Collect and Readings for The Fourth Sunday after Trinity 27th June Year B Wisdom 1.13-15, 2.23-24, Lamentations 3.22-33, Psalm 30, 2 Corinthians 8.7-15, Mark 5.21-43;
The Prayer for today O God, the protector of all who trust in you, without whom nothing is strong, nothing is holy: increase and multiply upon us your mercy; that with you as our ruler and guide we may so pass through things temporal that we lose not our hold on things eternal; grant this, heavenly Father, for our Lord Jesus Christ's sake, who is alive and reigns with you, in the unity of the Holy Spirit, one God, now and for ever. Amen.
In the last 18 months the world has seen too much death. Everything about death looks final. The body we knew laughing, anxious, angry or intrigued is stilled; all the memories and stories locked insde and out of our reach. It seems to be the endof responding, thinking, feeling and moving.lustered around it are other endings – the cupboards to be cleared, possessions and clothing now redundant; terrible gaps in family, friendships, committees and rotas, the particular pew. The tragedy of death is its finality- it is like a violent rejection of what was very much alive; a slap in the faceto life itself. With King David, out gut reaction to death is the grieving of endings – 'Look how the mighty are fallen'.

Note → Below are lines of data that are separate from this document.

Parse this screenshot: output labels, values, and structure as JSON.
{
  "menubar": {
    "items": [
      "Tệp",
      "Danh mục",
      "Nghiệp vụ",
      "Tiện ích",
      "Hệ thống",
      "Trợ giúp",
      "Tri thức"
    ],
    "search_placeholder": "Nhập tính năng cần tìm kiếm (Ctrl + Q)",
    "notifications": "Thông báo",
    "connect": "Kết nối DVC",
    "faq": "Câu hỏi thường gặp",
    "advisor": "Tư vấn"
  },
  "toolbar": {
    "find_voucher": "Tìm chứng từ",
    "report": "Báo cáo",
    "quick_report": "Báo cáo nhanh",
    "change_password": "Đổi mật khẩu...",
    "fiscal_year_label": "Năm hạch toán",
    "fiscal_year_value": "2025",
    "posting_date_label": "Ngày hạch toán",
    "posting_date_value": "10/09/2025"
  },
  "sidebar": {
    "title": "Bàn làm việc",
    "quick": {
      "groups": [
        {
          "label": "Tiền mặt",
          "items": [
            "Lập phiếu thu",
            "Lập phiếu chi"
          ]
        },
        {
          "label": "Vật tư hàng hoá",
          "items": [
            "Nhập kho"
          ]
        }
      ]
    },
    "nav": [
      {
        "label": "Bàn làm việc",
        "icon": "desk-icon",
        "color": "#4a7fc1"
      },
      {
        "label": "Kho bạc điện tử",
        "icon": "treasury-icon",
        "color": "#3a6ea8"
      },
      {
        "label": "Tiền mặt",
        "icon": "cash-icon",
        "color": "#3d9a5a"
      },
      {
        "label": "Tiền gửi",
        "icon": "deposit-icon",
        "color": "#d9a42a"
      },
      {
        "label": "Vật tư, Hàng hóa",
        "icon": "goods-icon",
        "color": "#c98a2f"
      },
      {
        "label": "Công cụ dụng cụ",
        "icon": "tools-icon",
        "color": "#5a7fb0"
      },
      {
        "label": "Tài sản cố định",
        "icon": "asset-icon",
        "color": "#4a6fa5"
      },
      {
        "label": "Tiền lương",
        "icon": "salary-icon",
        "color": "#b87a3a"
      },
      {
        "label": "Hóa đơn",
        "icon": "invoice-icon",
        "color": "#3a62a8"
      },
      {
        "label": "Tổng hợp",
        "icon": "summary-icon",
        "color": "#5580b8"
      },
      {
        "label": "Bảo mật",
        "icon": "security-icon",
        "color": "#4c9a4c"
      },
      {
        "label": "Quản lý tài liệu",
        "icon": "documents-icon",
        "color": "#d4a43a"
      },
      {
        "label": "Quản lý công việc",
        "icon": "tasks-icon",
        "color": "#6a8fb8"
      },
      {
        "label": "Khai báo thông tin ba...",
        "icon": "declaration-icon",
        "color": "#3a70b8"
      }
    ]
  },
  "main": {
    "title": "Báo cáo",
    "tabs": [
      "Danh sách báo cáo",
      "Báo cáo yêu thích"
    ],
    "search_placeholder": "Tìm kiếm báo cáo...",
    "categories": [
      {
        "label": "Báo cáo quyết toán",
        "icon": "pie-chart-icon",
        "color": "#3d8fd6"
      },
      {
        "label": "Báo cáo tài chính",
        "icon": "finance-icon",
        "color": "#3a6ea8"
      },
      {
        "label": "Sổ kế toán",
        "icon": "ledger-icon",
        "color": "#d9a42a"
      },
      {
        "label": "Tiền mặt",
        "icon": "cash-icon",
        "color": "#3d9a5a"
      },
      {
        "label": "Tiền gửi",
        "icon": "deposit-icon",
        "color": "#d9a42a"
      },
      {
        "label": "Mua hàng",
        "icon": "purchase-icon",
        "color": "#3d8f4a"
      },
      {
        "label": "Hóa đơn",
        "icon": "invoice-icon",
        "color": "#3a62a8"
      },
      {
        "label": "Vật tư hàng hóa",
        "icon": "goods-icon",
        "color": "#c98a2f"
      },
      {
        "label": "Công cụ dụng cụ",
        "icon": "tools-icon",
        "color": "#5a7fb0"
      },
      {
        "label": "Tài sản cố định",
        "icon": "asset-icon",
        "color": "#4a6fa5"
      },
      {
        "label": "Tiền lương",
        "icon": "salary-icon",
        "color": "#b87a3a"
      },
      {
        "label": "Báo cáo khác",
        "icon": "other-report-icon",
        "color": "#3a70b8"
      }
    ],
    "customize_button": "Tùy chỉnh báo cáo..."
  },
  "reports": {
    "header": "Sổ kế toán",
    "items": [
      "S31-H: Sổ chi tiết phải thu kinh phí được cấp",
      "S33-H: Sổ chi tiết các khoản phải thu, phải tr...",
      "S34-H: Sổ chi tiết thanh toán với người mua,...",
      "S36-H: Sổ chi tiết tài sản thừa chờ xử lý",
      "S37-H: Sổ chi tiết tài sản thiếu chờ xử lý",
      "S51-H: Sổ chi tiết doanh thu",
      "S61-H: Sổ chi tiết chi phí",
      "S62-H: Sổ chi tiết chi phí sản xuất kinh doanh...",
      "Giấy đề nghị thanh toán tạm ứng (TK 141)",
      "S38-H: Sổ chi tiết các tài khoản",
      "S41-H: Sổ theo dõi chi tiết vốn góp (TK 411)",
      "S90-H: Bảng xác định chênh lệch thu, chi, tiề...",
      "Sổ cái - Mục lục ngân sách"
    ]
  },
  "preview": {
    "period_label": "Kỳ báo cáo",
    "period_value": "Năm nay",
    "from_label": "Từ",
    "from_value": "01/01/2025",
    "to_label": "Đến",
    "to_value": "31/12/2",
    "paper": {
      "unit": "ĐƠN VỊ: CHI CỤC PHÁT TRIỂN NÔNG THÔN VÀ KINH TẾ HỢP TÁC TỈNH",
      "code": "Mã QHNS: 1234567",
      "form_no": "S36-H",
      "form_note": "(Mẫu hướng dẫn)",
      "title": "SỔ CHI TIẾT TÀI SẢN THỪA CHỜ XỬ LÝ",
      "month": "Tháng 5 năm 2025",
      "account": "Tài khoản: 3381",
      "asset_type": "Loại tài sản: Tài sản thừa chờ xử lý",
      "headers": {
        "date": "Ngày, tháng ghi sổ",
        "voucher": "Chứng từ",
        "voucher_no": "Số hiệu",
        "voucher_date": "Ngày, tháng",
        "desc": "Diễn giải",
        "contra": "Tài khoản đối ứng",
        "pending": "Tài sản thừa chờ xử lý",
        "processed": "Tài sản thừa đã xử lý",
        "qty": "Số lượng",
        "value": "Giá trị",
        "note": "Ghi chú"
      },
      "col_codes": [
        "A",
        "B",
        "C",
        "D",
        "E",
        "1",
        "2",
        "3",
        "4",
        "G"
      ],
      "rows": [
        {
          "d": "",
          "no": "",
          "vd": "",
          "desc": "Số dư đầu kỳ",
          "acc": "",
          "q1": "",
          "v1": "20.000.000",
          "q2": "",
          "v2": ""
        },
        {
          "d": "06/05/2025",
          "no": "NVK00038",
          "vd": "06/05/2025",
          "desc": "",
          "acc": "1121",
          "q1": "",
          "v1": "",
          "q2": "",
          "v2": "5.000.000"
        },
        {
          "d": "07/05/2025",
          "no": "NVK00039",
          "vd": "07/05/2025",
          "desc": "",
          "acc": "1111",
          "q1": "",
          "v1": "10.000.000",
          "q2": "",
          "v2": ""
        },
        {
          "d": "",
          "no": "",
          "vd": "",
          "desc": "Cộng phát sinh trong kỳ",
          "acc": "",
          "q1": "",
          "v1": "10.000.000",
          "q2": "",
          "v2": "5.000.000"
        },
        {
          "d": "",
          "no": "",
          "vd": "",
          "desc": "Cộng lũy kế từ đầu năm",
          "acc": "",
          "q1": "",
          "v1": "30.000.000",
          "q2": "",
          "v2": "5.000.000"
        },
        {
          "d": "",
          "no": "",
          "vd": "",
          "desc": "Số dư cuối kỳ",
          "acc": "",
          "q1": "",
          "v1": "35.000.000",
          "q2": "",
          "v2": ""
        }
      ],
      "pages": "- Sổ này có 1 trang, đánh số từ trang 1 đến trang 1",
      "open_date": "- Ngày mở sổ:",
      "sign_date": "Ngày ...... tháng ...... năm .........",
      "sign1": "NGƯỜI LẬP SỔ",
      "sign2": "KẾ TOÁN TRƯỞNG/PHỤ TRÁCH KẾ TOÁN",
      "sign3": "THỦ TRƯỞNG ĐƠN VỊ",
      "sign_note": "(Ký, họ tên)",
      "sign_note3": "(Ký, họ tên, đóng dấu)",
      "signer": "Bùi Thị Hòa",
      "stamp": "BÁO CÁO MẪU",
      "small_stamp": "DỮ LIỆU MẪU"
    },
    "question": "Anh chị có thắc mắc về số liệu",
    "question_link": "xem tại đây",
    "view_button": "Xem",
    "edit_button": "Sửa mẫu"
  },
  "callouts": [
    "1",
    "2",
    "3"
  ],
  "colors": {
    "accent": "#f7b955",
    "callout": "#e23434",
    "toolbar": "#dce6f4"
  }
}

Yet with God walking this planet in person as Jesus, we discover in his ministry several casesof death's finality being challenged and reversed. Jairus' 12-year old daughter had left the living world and yet Jesus speaks into death and calls her out of it, back into the world of life again. She hears his call to her ('Talitha, koum!') and follows it through a journey we can only imagine, emerging to stand up in the world she has left, no longer full of fever as before, but in full health and very hungry.
Just like last week's miracle, we might ask why, if Jesus'compassion drove him to do such acts contrary to nature then, does he not continue to reverse natural laws daily and universally on grounds of compassion today? I'm sure that this is a question which has been asked many times over the last 18 months. In fact, of course, there must have been many hundreds of other people dying during Jesus' ministry on earth, none of whom were raised from the dead. There are other reasons for Jesus acting like this in these particular situations; reasons to do with signs and pointers to Jesus' true identity.
But we are also challenged by the great faith shown in today's Gospel. In Jesus' encounter with the woman in the crowd, finally healed after 12 years of miserable ill health and uncleaness, according to the law, she is told that it is her faith which has healed her, even though Jesus knows that power has gone out of him. Did her faith draw that healing power out?
Certainly we do need to be expectant, considering God-incidences perfectly possible, allowing God permission for his kingdom to be unleashed in each situation. We choose whether or not to unbolt the door from the inside and let God in to do his life- empowering work within us.
Some questions for you to reflect on:
How often have you asked God why did you let this happen?
Have you experienced a time when things happen which are just too much of a coincidence?
Will you open the door and let God into your life?
God bless and stay safe and well.
Rev'd Fiona Robinson